Men don’t have to wear shirts that say, strong. Men are already powerful and overwhelmingly dominant in the highest echelons of the work force, in every business and industry. Women, on the other hand, are still striving to have seats in board rooms and venture capital firms, Hollywood production companies, the U.S. Senate. When we get to a point where we no longer to need to wear labels on our clothes, will we be closer to being recognized for what we bring to the table? Will we be valued for our capabilities to lead and redefine our communities? For our work in literature and art in reimagining our relationships, our societies, our planet? Might our strong voices escape the necessity of anylabel, ‘pretty’ or‘badass,’ that diminishes and suppresses the fullest expression of our words and selves?

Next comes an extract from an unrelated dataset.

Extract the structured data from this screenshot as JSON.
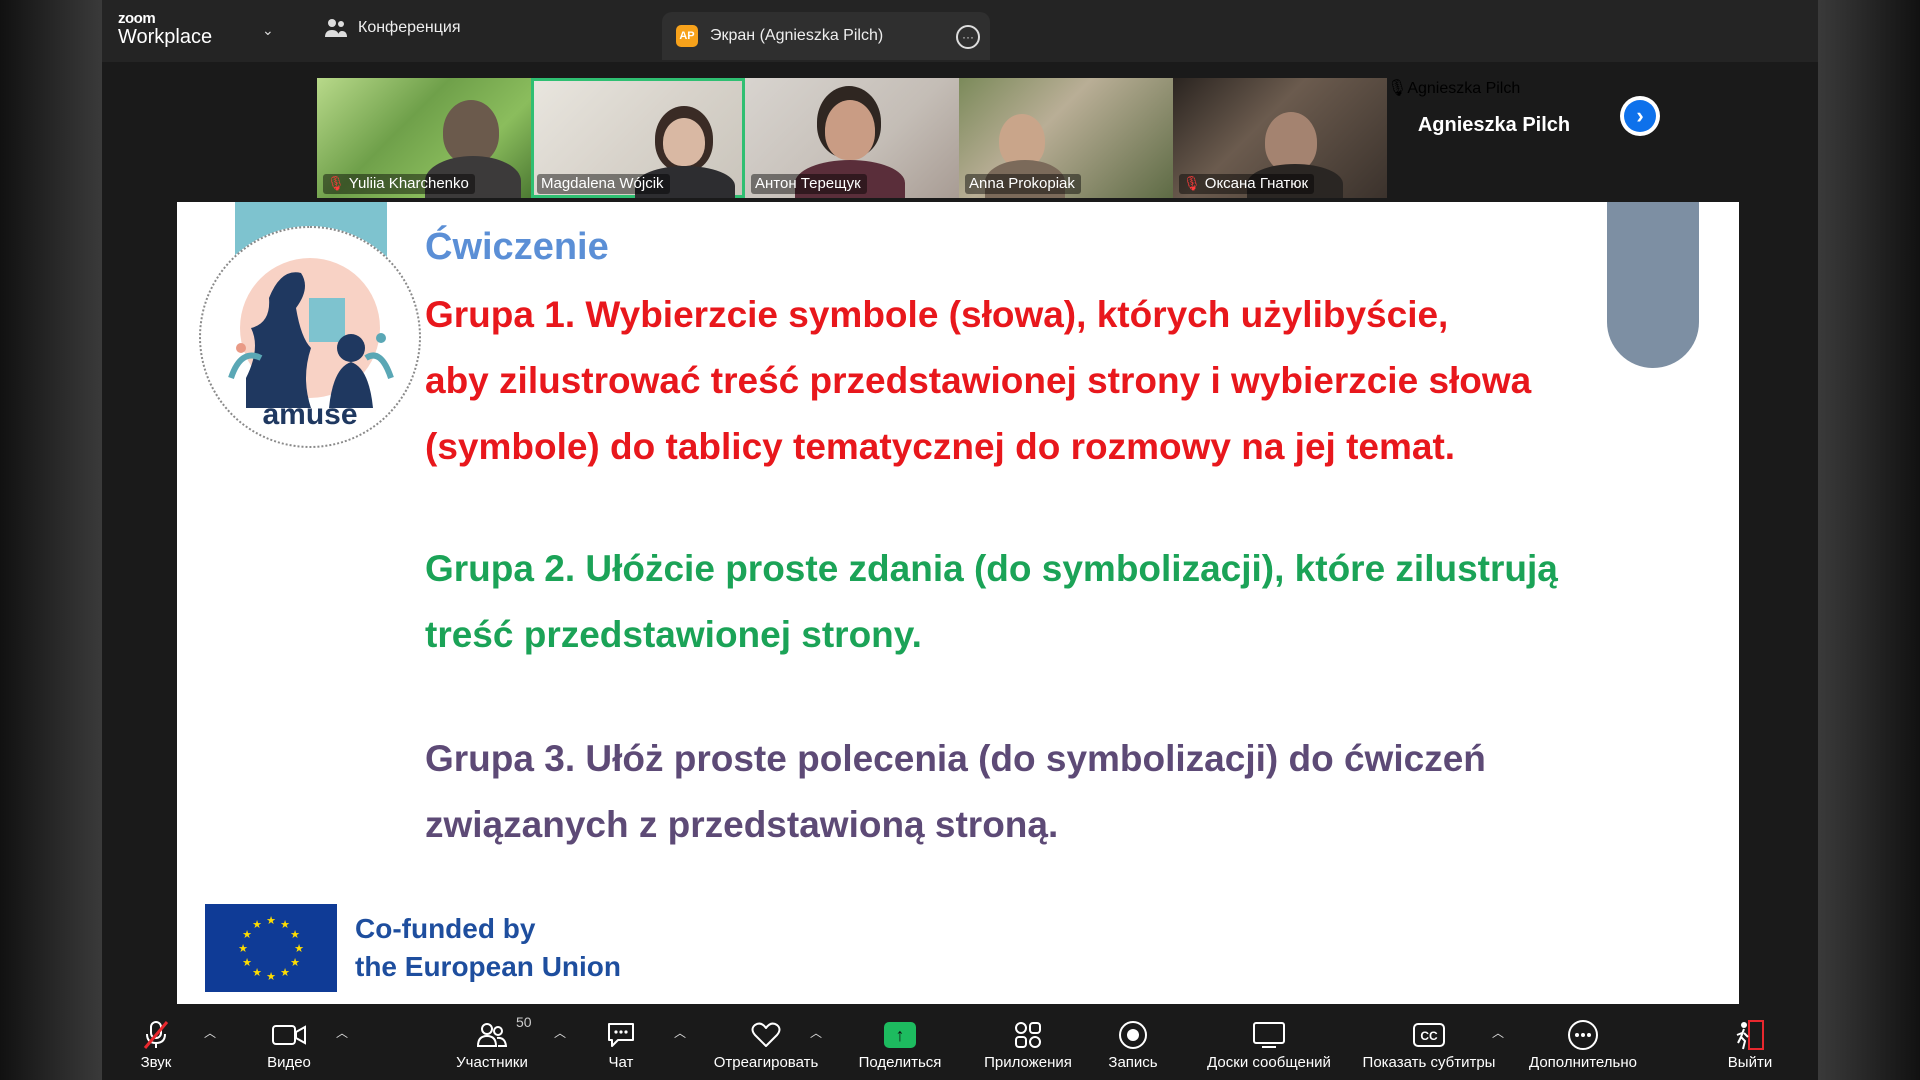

Years ago, I was volunteering in my daughter’s third grade class. A new student was ushered into the classroom and the teacher, Mrs. LaFrenz, stopped in the middle of her lesson to greet the young girl and introduce her to the class. The student said her name so quietly, the teacher had to ask her to repeat it three times. The girl’s name was long and unusual, and she muttered that it was probably easier for people to call her by a nick name. Mrs. LaFrenz erased her lesson from the white board and wrote in large print as the girl spelled our her full name letter by letter. We sat there and looked at her name in bold. A name we had never seen or heard before but now we were hearing it repeated loudly and clearly by the teacher who waited on confirmation that she was indeed pronouncing it correctly. It was just the girl’s name but the moment felt powerful. Now, one might argue that her name, any of our names, are chosen for us before we have the opportunity to decide who we are. But in this moment, in a classroom quieted by the occasion of her arrival, the girl smiled. Over the next months, we would get to know her, what games she liked on the playground, her favorite books, the stories she liked to write about fairies and woodland animals who could sing. This moment of announcing this girl’s arrival in big, bold letters, was the first step in saying to a young girl: we see you, we hear you, we welcome you. What was proffered by a wise and generous teacher was permission for an 8 year-old girl to go out into the playground and, ultimately, the world to create and define herself for no one else but herself, no labels or pretty clothing needed.